● HOW TO COMPLETE THIS TASK
Work through the records below and copy every line that includes "kind".

● EXTRACTED INFORMATION
++++

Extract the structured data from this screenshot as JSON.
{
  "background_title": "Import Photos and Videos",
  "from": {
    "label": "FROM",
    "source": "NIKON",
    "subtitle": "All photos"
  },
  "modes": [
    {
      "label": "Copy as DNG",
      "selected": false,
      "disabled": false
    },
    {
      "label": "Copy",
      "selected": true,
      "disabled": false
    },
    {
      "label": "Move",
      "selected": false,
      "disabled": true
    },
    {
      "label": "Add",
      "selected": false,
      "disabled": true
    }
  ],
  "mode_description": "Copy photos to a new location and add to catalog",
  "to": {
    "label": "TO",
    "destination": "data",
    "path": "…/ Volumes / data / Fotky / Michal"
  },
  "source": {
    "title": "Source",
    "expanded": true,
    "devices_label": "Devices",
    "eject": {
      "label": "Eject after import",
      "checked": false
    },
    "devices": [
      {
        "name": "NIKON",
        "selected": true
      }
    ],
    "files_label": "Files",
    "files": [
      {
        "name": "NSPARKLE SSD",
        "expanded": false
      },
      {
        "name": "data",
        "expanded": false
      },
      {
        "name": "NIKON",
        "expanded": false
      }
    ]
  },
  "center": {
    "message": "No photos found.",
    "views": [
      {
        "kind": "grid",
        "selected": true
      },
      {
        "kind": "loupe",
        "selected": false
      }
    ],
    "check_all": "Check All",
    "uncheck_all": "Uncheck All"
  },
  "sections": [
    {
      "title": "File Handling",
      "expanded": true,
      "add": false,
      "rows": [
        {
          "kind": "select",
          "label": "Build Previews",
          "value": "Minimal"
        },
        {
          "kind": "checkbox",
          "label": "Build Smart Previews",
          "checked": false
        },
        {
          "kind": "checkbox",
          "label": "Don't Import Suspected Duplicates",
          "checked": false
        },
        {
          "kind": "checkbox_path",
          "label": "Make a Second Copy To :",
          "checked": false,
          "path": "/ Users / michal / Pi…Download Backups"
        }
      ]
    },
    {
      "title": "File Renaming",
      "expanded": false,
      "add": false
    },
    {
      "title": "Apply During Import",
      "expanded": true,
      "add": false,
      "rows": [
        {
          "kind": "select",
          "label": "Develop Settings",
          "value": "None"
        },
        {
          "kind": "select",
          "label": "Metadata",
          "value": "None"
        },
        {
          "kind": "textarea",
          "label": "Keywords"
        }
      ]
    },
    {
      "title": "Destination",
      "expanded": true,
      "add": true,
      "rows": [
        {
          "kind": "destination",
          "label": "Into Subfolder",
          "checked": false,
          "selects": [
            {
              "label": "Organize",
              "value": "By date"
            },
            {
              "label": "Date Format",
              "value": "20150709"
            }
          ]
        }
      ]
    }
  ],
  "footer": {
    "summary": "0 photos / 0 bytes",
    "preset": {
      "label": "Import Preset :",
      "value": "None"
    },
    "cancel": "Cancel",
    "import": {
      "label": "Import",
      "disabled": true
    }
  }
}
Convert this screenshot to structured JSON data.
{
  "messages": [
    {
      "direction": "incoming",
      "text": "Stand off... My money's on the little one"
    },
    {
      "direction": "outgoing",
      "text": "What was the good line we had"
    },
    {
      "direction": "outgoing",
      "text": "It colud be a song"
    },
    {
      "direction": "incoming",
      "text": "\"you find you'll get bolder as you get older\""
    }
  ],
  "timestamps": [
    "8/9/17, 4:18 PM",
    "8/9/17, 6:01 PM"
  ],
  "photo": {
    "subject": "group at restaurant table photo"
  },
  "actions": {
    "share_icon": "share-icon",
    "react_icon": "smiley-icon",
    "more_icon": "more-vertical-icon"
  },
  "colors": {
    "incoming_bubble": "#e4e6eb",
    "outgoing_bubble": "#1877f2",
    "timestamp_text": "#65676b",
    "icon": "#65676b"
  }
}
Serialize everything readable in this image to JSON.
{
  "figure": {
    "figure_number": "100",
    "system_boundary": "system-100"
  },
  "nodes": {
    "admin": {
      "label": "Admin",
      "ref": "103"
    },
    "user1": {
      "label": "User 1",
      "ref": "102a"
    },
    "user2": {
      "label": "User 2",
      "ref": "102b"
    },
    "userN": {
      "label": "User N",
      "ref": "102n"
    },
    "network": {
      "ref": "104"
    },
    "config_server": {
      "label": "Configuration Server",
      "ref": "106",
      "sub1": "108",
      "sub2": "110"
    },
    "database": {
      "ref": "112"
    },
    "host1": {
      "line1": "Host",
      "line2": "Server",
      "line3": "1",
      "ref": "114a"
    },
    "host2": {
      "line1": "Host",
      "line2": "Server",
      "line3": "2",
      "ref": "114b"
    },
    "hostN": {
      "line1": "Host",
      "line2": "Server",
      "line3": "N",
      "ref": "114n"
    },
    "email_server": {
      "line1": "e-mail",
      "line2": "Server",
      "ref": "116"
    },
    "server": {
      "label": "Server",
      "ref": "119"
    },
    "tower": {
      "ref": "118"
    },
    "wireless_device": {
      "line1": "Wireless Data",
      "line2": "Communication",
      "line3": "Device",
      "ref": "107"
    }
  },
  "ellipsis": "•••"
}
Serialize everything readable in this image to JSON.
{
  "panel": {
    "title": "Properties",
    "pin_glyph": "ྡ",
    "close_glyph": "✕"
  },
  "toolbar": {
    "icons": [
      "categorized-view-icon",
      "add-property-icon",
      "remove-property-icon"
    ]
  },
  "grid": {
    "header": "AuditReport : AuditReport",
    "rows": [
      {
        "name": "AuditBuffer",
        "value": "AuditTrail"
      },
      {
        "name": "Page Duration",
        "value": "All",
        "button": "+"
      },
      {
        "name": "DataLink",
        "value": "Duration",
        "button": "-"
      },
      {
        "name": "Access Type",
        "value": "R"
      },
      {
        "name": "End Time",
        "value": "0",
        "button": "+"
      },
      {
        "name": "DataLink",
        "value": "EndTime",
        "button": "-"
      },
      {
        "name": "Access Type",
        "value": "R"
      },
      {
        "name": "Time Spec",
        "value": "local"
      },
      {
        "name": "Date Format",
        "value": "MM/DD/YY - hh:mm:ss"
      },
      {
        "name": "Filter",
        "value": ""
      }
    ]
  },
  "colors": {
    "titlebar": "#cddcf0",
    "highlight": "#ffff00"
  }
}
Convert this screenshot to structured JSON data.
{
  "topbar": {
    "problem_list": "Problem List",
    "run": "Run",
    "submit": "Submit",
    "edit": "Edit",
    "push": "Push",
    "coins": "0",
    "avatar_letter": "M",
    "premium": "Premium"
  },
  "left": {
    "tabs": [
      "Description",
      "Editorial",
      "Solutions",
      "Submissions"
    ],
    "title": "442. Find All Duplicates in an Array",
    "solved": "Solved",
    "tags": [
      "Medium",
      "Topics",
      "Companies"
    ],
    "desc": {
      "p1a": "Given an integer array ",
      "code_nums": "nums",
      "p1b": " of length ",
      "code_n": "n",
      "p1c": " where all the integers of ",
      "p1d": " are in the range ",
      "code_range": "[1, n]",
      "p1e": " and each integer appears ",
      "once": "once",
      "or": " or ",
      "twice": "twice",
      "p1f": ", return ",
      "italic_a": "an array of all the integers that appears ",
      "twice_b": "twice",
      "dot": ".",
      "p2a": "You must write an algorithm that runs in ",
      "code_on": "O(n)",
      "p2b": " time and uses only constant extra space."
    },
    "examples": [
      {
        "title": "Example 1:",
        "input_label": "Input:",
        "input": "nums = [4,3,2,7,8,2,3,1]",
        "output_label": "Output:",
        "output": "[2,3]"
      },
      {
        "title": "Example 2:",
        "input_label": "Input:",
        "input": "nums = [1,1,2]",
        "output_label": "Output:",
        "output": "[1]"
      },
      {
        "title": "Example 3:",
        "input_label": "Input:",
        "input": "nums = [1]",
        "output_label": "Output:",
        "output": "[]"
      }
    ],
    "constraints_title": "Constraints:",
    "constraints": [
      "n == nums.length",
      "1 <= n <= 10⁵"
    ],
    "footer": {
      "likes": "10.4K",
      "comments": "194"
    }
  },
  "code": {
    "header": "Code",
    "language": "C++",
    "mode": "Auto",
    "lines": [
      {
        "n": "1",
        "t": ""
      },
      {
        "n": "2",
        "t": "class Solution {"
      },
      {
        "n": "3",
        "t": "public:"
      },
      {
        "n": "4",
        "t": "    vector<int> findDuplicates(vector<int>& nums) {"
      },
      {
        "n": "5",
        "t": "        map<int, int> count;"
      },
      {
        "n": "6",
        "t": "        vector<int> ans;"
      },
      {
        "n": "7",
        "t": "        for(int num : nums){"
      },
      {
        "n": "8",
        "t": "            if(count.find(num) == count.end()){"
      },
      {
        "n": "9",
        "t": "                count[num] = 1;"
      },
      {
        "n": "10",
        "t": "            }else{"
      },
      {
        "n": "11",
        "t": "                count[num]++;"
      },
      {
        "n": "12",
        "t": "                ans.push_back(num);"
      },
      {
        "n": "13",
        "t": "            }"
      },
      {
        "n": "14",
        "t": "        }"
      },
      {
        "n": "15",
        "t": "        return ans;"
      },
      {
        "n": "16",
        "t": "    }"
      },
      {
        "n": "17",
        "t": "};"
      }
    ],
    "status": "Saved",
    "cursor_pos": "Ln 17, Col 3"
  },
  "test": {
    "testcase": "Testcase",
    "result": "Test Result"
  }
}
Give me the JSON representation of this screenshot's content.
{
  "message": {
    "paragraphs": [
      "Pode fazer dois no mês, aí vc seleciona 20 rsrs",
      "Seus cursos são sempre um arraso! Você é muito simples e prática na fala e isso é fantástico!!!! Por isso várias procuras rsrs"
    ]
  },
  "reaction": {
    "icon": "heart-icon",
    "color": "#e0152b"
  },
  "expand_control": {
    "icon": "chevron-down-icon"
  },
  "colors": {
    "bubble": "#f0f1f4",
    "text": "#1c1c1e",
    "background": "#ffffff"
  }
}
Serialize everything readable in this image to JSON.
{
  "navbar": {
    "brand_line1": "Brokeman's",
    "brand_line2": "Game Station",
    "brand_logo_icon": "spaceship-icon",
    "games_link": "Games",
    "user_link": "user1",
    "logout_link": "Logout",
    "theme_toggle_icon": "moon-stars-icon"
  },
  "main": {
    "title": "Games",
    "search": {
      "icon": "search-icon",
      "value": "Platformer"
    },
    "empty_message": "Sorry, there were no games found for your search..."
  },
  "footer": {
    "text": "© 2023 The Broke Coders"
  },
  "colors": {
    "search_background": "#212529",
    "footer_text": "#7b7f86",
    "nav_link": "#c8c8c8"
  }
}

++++

● ANSWER TO THIS TASK
        "kind": "grid",
        "kind": "loupe",
          "kind": "select",
          "kind": "checkbox",
          "kind": "checkbox",
          "kind": "checkbox_path",
          "kind": "select",
          "kind": "select",
          "kind": "textarea",
          "kind": "destination",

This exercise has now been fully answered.